“She’s a young woman with a heck of a story behind her already and that is now committed to the cinema screen. There are tough aspects to her story that are tough to tell and it’s phenomenal that she’s given the world the gift of that story because it’s having an impact.”
Leyla Hussein told The Irish World: “I get to have the privilege of knowing Ifrah personally. I’m also from Mogadishu and I’ve known her for a very, very long time so I feel very honoured I’ve been asked to chair this conversation for such an important screening here in London. I’m very honoured.
“It’s really the journey of a girl who is really trying to survive different situations and usually when people go through that, they could be horrible, mean people and Ifrah is the total opposite of that. It was the story of someone who chose to be the good side of that conversation. I said to Ifrah, ‘Ifrah, if you were a mean person, I would have understood. Because of what you went through, I would have understood it’.
“She made the choice. She will say to me, ‘Leyla, I survived it’.”
Bonnie Greer added: “I say yes to everything to do with Ireland and also black women.
“It’s a wonderful film. It’s a beautiful thought-provoking film.
“When somebody wins, people want to come forward. Ifrah won. That’s the most important thing. They can see that it’s possible to do. That’s the most important thing about the film, I think.
“She stands up, she’s successful, people recognise her gifts but you don’t go through that without paying a price. To keep moving, I loved her courage. You come away from that with someone who is deeply courageous and someone we can all learn something from I think.”
Comfort Momoh said: “I’m a specialist midwife and I’ve been working around FGM for over 20 years or more and I first met Ifrah when she was new in Ireland. I have followed her progress and it’s so inspiring to see what she has achieved to date. I’m here to meet amazing women as well working around domestic violence, working around FGM.”
Reflecting on the festivities, Ambassador Adrian O’Neill told The Irish World: “It’s been an amazing few days and it’s not quite over yet because on Tuesday evening we have the final event which is in the British Library with Catherine and Marie Heaney on the work of Seamus Heaney where he depicted a lot of powerful, strong women.
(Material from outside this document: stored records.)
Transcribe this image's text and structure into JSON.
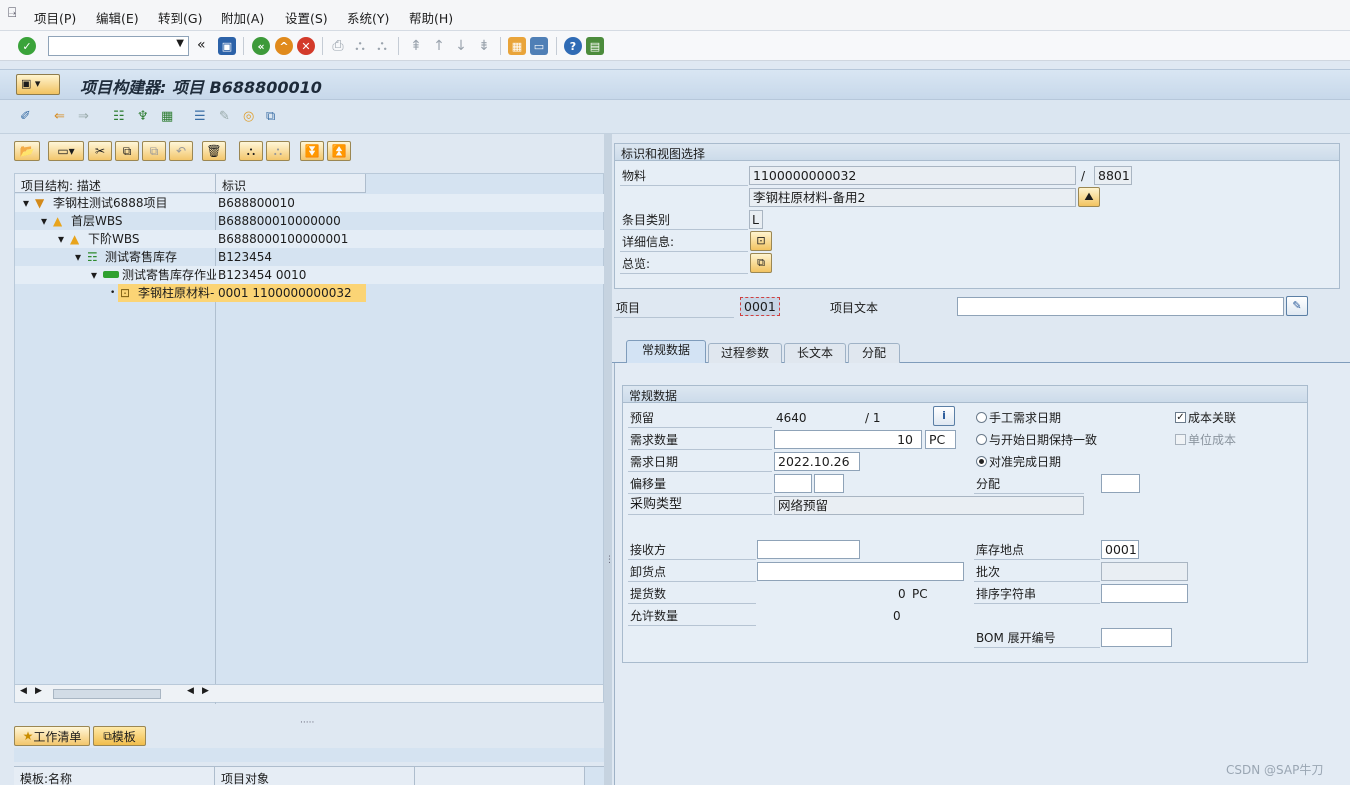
{
  "menu": [
    "项目(P)",
    "编辑(E)",
    "转到(G)",
    "附加(A)",
    "设置(S)",
    "系统(Y)",
    "帮助(H)"
  ],
  "title": "项目构建器: 项目 B688800010",
  "left": {
    "tree_headers": [
      "项目结构: 描述",
      "标识"
    ],
    "tree_rows": [
      {
        "desc": "李钢柱测试6888项目",
        "id": "B688800010",
        "icon": "project-icon"
      },
      {
        "desc": "首层WBS",
        "id": "B688800010000000",
        "icon": "wbs-icon"
      },
      {
        "desc": "下阶WBS",
        "id": "B6888000100000001",
        "icon": "wbs-icon"
      },
      {
        "desc": "测试寄售库存",
        "id": "B123454",
        "icon": "network-icon"
      },
      {
        "desc": "测试寄售库存作业",
        "id": "B123454 0010",
        "icon": "activity-icon"
      },
      {
        "desc": "李钢柱原材料-",
        "id": "0001 1100000000032",
        "icon": "material-icon"
      }
    ],
    "worklist": "工作清单",
    "templates": "模板",
    "bottom_headers": [
      "模板:名称",
      "项目对象"
    ]
  },
  "ident": {
    "header": "标识和视图选择",
    "material_label": "物料",
    "material": "1100000000032",
    "slash": "/",
    "plant": "8801",
    "material_desc": "李钢柱原材料-备用2",
    "category_label": "条目类别",
    "category": "L",
    "detail_label": "详细信息:",
    "overview_label": "总览:"
  },
  "item_label": "项目",
  "item": "0001",
  "itemtext_label": "项目文本",
  "itemtext": "",
  "tabs": [
    "常规数据",
    "过程参数",
    "长文本",
    "分配"
  ],
  "general": {
    "header": "常规数据",
    "reservation_label": "预留",
    "reservation": "4640",
    "res_item": "/  1",
    "req_qty_label": "需求数量",
    "req_qty": "10",
    "unit": "PC",
    "req_date_label": "需求日期",
    "req_date": "2022.10.26",
    "offset_label": "偏移量",
    "proc_label": "采购类型",
    "proc": "网络预留",
    "recipient_label": "接收方",
    "unload_label": "卸货点",
    "withdrawn_label": "提货数",
    "withdrawn": "0",
    "withdrawn_unit": "PC",
    "allowed_label": "允许数量",
    "allowed": "0",
    "radio1": "手工需求日期",
    "radio2": "与开始日期保持一致",
    "radio3": "对准完成日期",
    "assign_label": "分配",
    "cost_rel": "成本关联",
    "unit_cost": "单位成本",
    "sloc_label": "库存地点",
    "sloc": "0001",
    "batch_label": "批次",
    "sort_label": "排序字符串",
    "bom_label": "BOM 展开编号"
  },
  "watermark": "CSDN @SAP牛刀"
}
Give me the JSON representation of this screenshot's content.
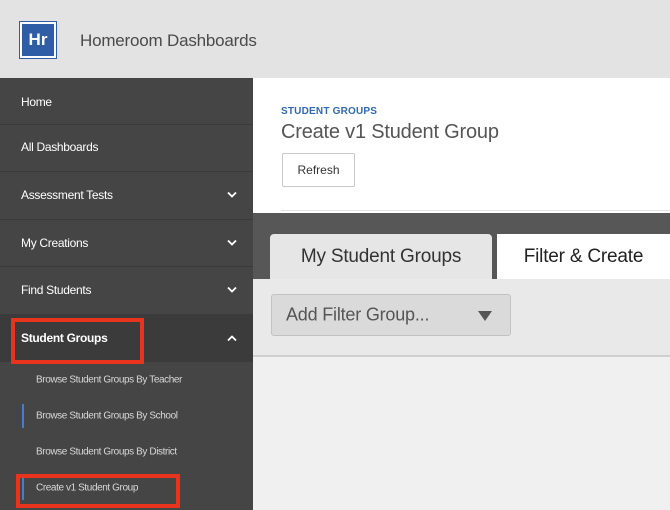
{
  "app": {
    "logo_text": "Hr",
    "title": "Homeroom Dashboards"
  },
  "sidebar": {
    "items": [
      {
        "label": "Home"
      },
      {
        "label": "All Dashboards"
      },
      {
        "label": "Assessment Tests",
        "icon": "chevron-down-icon"
      },
      {
        "label": "My Creations",
        "icon": "chevron-down-icon"
      },
      {
        "label": "Find Students",
        "icon": "chevron-down-icon"
      },
      {
        "label": "Student Groups",
        "icon": "chevron-up-icon",
        "expanded": true
      }
    ],
    "sub_items": [
      {
        "label": "Browse Student Groups By Teacher"
      },
      {
        "label": "Browse Student Groups By School"
      },
      {
        "label": "Browse Student Groups By District"
      },
      {
        "label": "Create v1 Student Group",
        "selected": true
      }
    ]
  },
  "main": {
    "breadcrumb": "STUDENT GROUPS",
    "title": "Create v1 Student Group",
    "refresh_label": "Refresh",
    "tabs": [
      {
        "label": "My Student Groups",
        "active": false
      },
      {
        "label": "Filter & Create",
        "active": true
      }
    ],
    "filter_select": {
      "value": "Add Filter Group..."
    }
  },
  "colors": {
    "accent": "#2f5da6",
    "link": "#2f69b3",
    "highlight": "#e8341c",
    "sidebar": "#454545"
  }
}
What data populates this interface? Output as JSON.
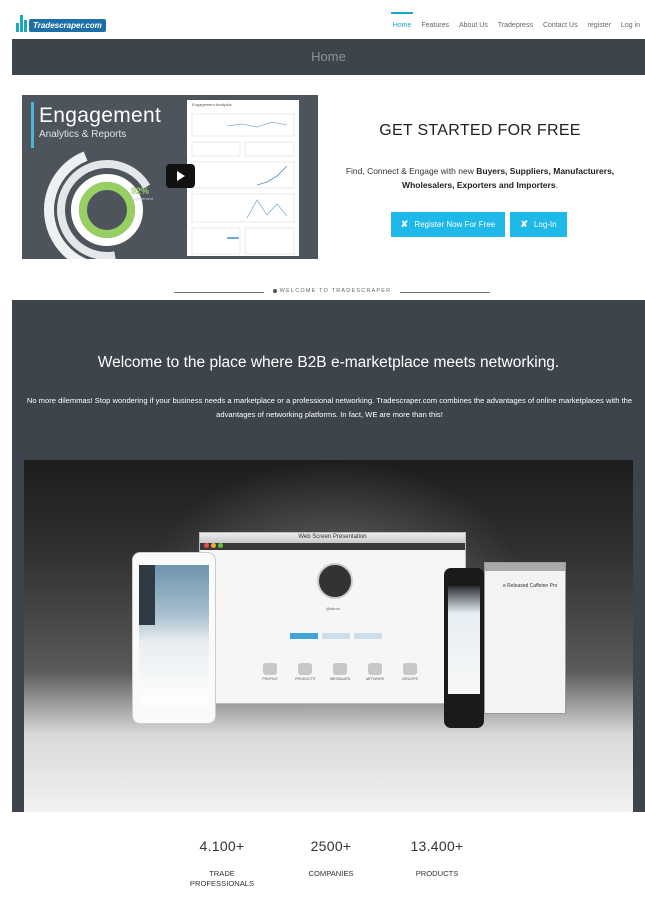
{
  "brand": {
    "logo_text": "Tradescraper.com",
    "accent": "#1eb9e8",
    "dark": "#3e444b"
  },
  "nav": {
    "items": [
      {
        "label": "Home",
        "active": true
      },
      {
        "label": "Features"
      },
      {
        "label": "About Us"
      },
      {
        "label": "Tradepress"
      },
      {
        "label": "Contact Us"
      },
      {
        "label": "register"
      },
      {
        "label": "Log in"
      }
    ]
  },
  "page_title": "Home",
  "video": {
    "title": "Engagement",
    "subtitle": "Analytics & Reports",
    "percent": "92%",
    "percent_caption": "engagement",
    "report_title": "Engagement Analytics"
  },
  "hero": {
    "title": "GET STARTED FOR FREE",
    "text_prefix": "Find, Connect & Engage with new ",
    "text_bold": "Buyers, Suppliers, Manufacturers, Wholesalers, Exporters and Importers",
    "text_suffix": ".",
    "register_label": "Register Now For Free",
    "login_label": "Log-In",
    "btn_icon": "✘"
  },
  "divider_label": "WELCOME TO TRADESCRAPER",
  "welcome": {
    "heading": "Welcome to the place where B2B e-marketplace meets networking.",
    "paragraph": "No more dilemmas! Stop wondering if your business needs a marketplace or a professional networking. Tradescraper.com combines the advantages of online marketplaces with the advantages of networking platforms. In fact, WE are more than this!"
  },
  "showcase": {
    "window_title": "Web Screen Presentation",
    "user_name": "@sbrnu",
    "icons": [
      "PROFILE",
      "PRODUCTS",
      "MESSAGES",
      "NETWORK",
      "GROUPS"
    ],
    "side_text": "e Released Caffeine Pro"
  },
  "stats": [
    {
      "number": "4.100+",
      "label": "TRADE PROFESSIONALS"
    },
    {
      "number": "2500+",
      "label": "COMPANIES"
    },
    {
      "number": "13.400+",
      "label": "PRODUCTS"
    }
  ]
}
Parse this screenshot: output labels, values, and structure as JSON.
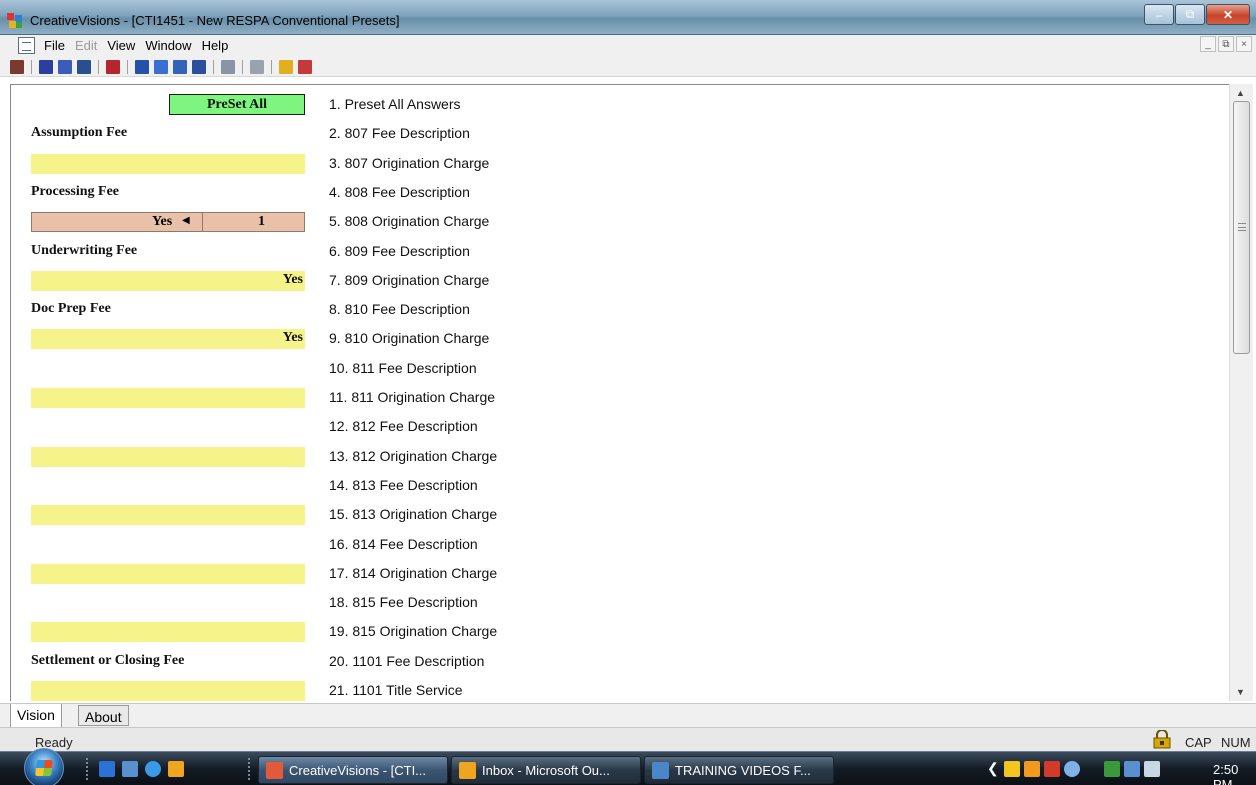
{
  "window": {
    "title": "CreativeVisions - [CTI1451 - New RESPA Conventional Presets]",
    "controls": {
      "minimize": "–",
      "restore": "⧉",
      "close": "✕"
    }
  },
  "menubar": {
    "items": [
      {
        "label": "File",
        "enabled": true
      },
      {
        "label": "Edit",
        "enabled": false
      },
      {
        "label": "View",
        "enabled": true
      },
      {
        "label": "Window",
        "enabled": true
      },
      {
        "label": "Help",
        "enabled": true
      }
    ],
    "mdi_controls": [
      "_",
      "⧉",
      "×"
    ]
  },
  "toolbar": {
    "icons": [
      "book-icon",
      "form-d-icon",
      "form-d2-icon",
      "chart-icon",
      "bookmark-icon",
      "person-icon",
      "refresh-icon",
      "calculator-icon",
      "grid-icon",
      "pin-icon",
      "print-icon",
      "help-icon",
      "eraser-icon"
    ]
  },
  "colors": {
    "yellow_field": "#f7f38b",
    "green_button": "#7ef57e",
    "peach_field": "#e8c1a8"
  },
  "content": {
    "preset_all_button": "PreSet All",
    "rows": [
      {
        "kind": "button",
        "question": "1. Preset All Answers"
      },
      {
        "kind": "label",
        "label": "Assumption Fee",
        "question": "2. 807 Fee Description"
      },
      {
        "kind": "field",
        "value": "",
        "question": "3. 807 Origination Charge"
      },
      {
        "kind": "label",
        "label": "Processing Fee",
        "question": "4. 808 Fee Description"
      },
      {
        "kind": "stepper",
        "value": "Yes",
        "count": "1",
        "question": "5. 808 Origination Charge"
      },
      {
        "kind": "label",
        "label": "Underwriting Fee",
        "question": "6. 809 Fee Description"
      },
      {
        "kind": "field",
        "value": "Yes",
        "question": "7. 809 Origination Charge"
      },
      {
        "kind": "label",
        "label": "Doc Prep Fee",
        "question": "8. 810 Fee Description"
      },
      {
        "kind": "field",
        "value": "Yes",
        "question": "9. 810 Origination Charge"
      },
      {
        "kind": "label",
        "label": "",
        "question": "10. 811 Fee Description"
      },
      {
        "kind": "field",
        "value": "",
        "question": "11. 811 Origination Charge"
      },
      {
        "kind": "label",
        "label": "",
        "question": "12. 812 Fee Description"
      },
      {
        "kind": "field",
        "value": "",
        "question": "13. 812 Origination Charge"
      },
      {
        "kind": "label",
        "label": "",
        "question": "14. 813 Fee Description"
      },
      {
        "kind": "field",
        "value": "",
        "question": "15. 813 Origination Charge"
      },
      {
        "kind": "label",
        "label": "",
        "question": "16. 814 Fee Description"
      },
      {
        "kind": "field",
        "value": "",
        "question": "17. 814 Origination Charge"
      },
      {
        "kind": "label",
        "label": "",
        "question": "18. 815 Fee Description"
      },
      {
        "kind": "field",
        "value": "",
        "question": "19. 815 Origination Charge"
      },
      {
        "kind": "label",
        "label": "Settlement or Closing Fee",
        "question": "20. 1101 Fee Description"
      },
      {
        "kind": "field",
        "value": "",
        "question": "21. 1101 Title Service"
      }
    ]
  },
  "tabs": [
    {
      "label": "Vision",
      "active": true
    },
    {
      "label": "About",
      "active": false
    }
  ],
  "statusbar": {
    "text": "Ready",
    "indicators": [
      "CAP",
      "NUM"
    ]
  },
  "taskbar": {
    "buttons": [
      {
        "label": "CreativeVisions - [CTI...",
        "icon": "creativevisions-icon",
        "active": true
      },
      {
        "label": "Inbox - Microsoft Ou...",
        "icon": "outlook-icon",
        "active": false
      },
      {
        "label": "TRAINING VIDEOS F...",
        "icon": "folder-icon",
        "active": false
      }
    ],
    "clock": "2:50 PM"
  }
}
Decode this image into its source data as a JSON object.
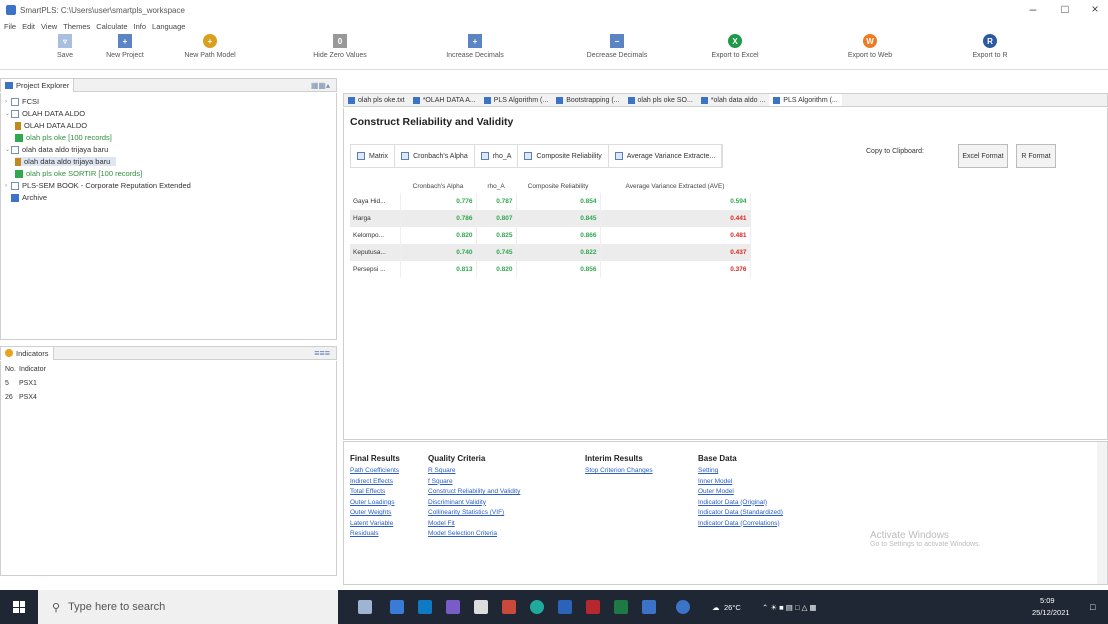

It’s been fantastic.
The film this evening here, A Girl From Mogadishu, was also a beautiful film about this wonderful story about a human rights advocate from Somalia who came to Ireland, a story beautifully told by Mary McGuckian so it’s been a wonderful few days.”
A famous story tells of how Saint Brigid asked the King of Leinster for some land to start a convent. The King of Leinster said he would give her as much as her cloak covered and miraculously her cloak quickly grew to cover acres of land.
The ambassador references this when talking about the festival’s development: “It’s been a great success. This year we’ve had eight events across London over a five day period and not only in London but also Birmingham, Liverpool, Cardiff and Edinbugh. Satin Brigid has spread her cloak wide throughout Britain.”